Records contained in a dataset

--------------------

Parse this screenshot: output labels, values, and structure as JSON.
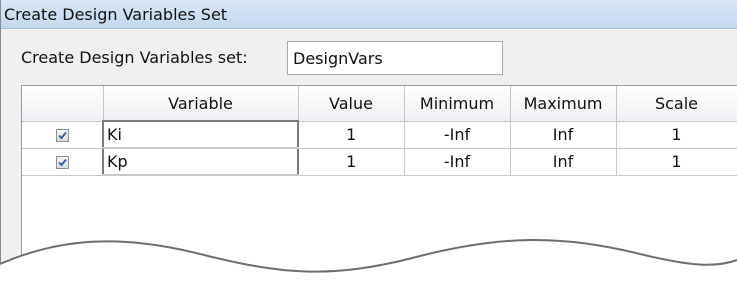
{
  "window": {
    "title": "Create Design Variables Set"
  },
  "form": {
    "name_label": "Create Design Variables set:",
    "name_value": "DesignVars"
  },
  "table": {
    "headers": [
      "",
      "Variable",
      "Value",
      "Minimum",
      "Maximum",
      "Scale"
    ],
    "rows": [
      {
        "checked": true,
        "variable": "Ki",
        "value": "1",
        "minimum": "-Inf",
        "maximum": "Inf",
        "scale": "1"
      },
      {
        "checked": true,
        "variable": "Kp",
        "value": "1",
        "minimum": "-Inf",
        "maximum": "Inf",
        "scale": "1"
      }
    ]
  },
  "colors": {
    "titlebar": "#c4d8ef",
    "dialog_bg": "#f0f0f0",
    "checkmark": "#2b5fa8"
  },
  "icons": {
    "checkbox": "checkmark-icon"
  }
}
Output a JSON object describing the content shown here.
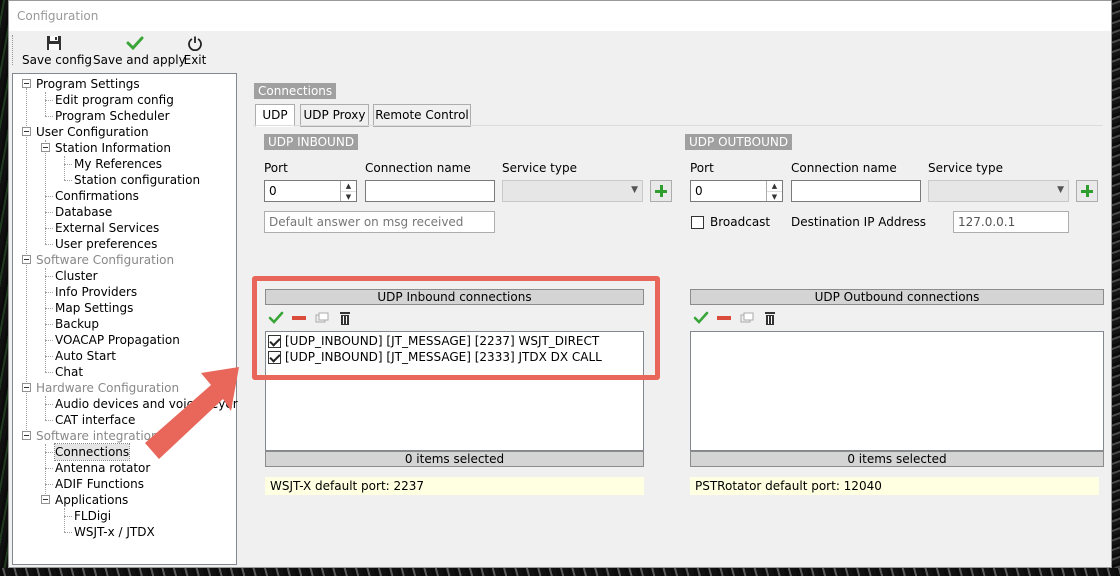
{
  "window": {
    "title": "Configuration"
  },
  "toolbar": {
    "save_config": "Save config",
    "save_apply": "Save and apply",
    "exit": "Exit"
  },
  "tree": {
    "program_settings": "Program Settings",
    "edit_program_config": "Edit program config",
    "program_scheduler": "Program Scheduler",
    "user_configuration": "User Configuration",
    "station_information": "Station Information",
    "my_references": "My References",
    "station_configuration": "Station configuration",
    "confirmations": "Confirmations",
    "database": "Database",
    "external_services": "External Services",
    "user_preferences": "User preferences",
    "software_configuration": "Software Configuration",
    "cluster": "Cluster",
    "info_providers": "Info Providers",
    "map_settings": "Map Settings",
    "backup": "Backup",
    "voacap": "VOACAP Propagation",
    "auto_start": "Auto Start",
    "chat": "Chat",
    "hardware_configuration": "Hardware Configuration",
    "audio_devices": "Audio devices and voice keyer",
    "cat_interface": "CAT interface",
    "software_integration": "Software integration",
    "connections": "Connections",
    "antenna_rotator": "Antenna rotator",
    "adif_functions": "ADIF Functions",
    "applications": "Applications",
    "fldigi": "FLDigi",
    "wsjt": "WSJT-x / JTDX"
  },
  "panel": {
    "group_title": "Connections",
    "tabs": [
      "UDP",
      "UDP Proxy",
      "Remote Control"
    ],
    "inbound": {
      "title": "UDP INBOUND",
      "port_label": "Port",
      "port_value": "0",
      "conn_name_label": "Connection name",
      "service_type_label": "Service type",
      "default_answer_placeholder": "Default answer on msg received",
      "list_title": "UDP Inbound connections",
      "items": [
        "[UDP_INBOUND] [JT_MESSAGE] [2237] WSJT_DIRECT",
        "[UDP_INBOUND] [JT_MESSAGE] [2333] JTDX DX CALL"
      ],
      "footer": "0 items selected",
      "hint": "WSJT-X default port: 2237"
    },
    "outbound": {
      "title": "UDP OUTBOUND",
      "port_label": "Port",
      "port_value": "0",
      "conn_name_label": "Connection name",
      "service_type_label": "Service type",
      "broadcast_label": "Broadcast",
      "dest_ip_label": "Destination IP Address",
      "dest_ip_value": "127.0.0.1",
      "list_title": "UDP Outbound connections",
      "footer": "0 items selected",
      "hint": "PSTRotator default port: 12040"
    }
  },
  "colors": {
    "accent_highlight": "#e8665a",
    "group_label_bg": "#a0a0a0",
    "hint_bg": "#ffffe1"
  }
}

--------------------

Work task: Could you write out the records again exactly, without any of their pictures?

Exercise answer:
Parse this screenshot: output labels, values, and structure as JSON.
{
  "window": {
    "title": "Create Design Variables Set"
  },
  "form": {
    "name_label": "Create Design Variables set:",
    "name_value": "DesignVars"
  },
  "table": {
    "headers": [
      "",
      "Variable",
      "Value",
      "Minimum",
      "Maximum",
      "Scale"
    ],
    "rows": [
      {
        "checked": true,
        "variable": "Ki",
        "value": "1",
        "minimum": "-Inf",
        "maximum": "Inf",
        "scale": "1"
      },
      {
        "checked": true,
        "variable": "Kp",
        "value": "1",
        "minimum": "-Inf",
        "maximum": "Inf",
        "scale": "1"
      }
    ]
  },
  "colors": {
    "titlebar": "#c4d8ef",
    "dialog_bg": "#f0f0f0",
    "checkmark": "#2b5fa8"
  },
  "icons": {
    "checkbox": "checkmark-icon"
  }
}
Output a JSON object describing the content shown here.
{
  "window": {
    "title": "Configuration"
  },
  "toolbar": {
    "save_config": "Save config",
    "save_apply": "Save and apply",
    "exit": "Exit"
  },
  "tree": {
    "program_settings": "Program Settings",
    "edit_program_config": "Edit program config",
    "program_scheduler": "Program Scheduler",
    "user_configuration": "User Configuration",
    "station_information": "Station Information",
    "my_references": "My References",
    "station_configuration": "Station configuration",
    "confirmations": "Confirmations",
    "database": "Database",
    "external_services": "External Services",
    "user_preferences": "User preferences",
    "software_configuration": "Software Configuration",
    "cluster": "Cluster",
    "info_providers": "Info Providers",
    "map_settings": "Map Settings",
    "backup": "Backup",
    "voacap": "VOACAP Propagation",
    "auto_start": "Auto Start",
    "chat": "Chat",
    "hardware_configuration": "Hardware Configuration",
    "audio_devices": "Audio devices and voice keyer",
    "cat_interface": "CAT interface",
    "software_integration": "Software integration",
    "connections": "Connections",
    "antenna_rotator": "Antenna rotator",
    "adif_functions": "ADIF Functions",
    "applications": "Applications",
    "fldigi": "FLDigi",
    "wsjt": "WSJT-x / JTDX"
  },
  "panel": {
    "group_title": "Connections",
    "tabs": [
      "UDP",
      "UDP Proxy",
      "Remote Control"
    ],
    "inbound": {
      "title": "UDP INBOUND",
      "port_label": "Port",
      "port_value": "0",
      "conn_name_label": "Connection name",
      "service_type_label": "Service type",
      "default_answer_placeholder": "Default answer on msg received",
      "list_title": "UDP Inbound connections",
      "items": [
        "[UDP_INBOUND] [JT_MESSAGE] [2237] WSJT_DIRECT",
        "[UDP_INBOUND] [JT_MESSAGE] [2333] JTDX DX CALL"
      ],
      "footer": "0 items selected",
      "hint": "WSJT-X default port: 2237"
    },
    "outbound": {
      "title": "UDP OUTBOUND",
      "port_label": "Port",
      "port_value": "0",
      "conn_name_label": "Connection name",
      "service_type_label": "Service type",
      "broadcast_label": "Broadcast",
      "dest_ip_label": "Destination IP Address",
      "dest_ip_value": "127.0.0.1",
      "list_title": "UDP Outbound connections",
      "footer": "0 items selected",
      "hint": "PSTRotator default port: 12040"
    }
  },
  "colors": {
    "accent_highlight": "#e8665a",
    "group_label_bg": "#a0a0a0",
    "hint_bg": "#ffffe1"
  }
}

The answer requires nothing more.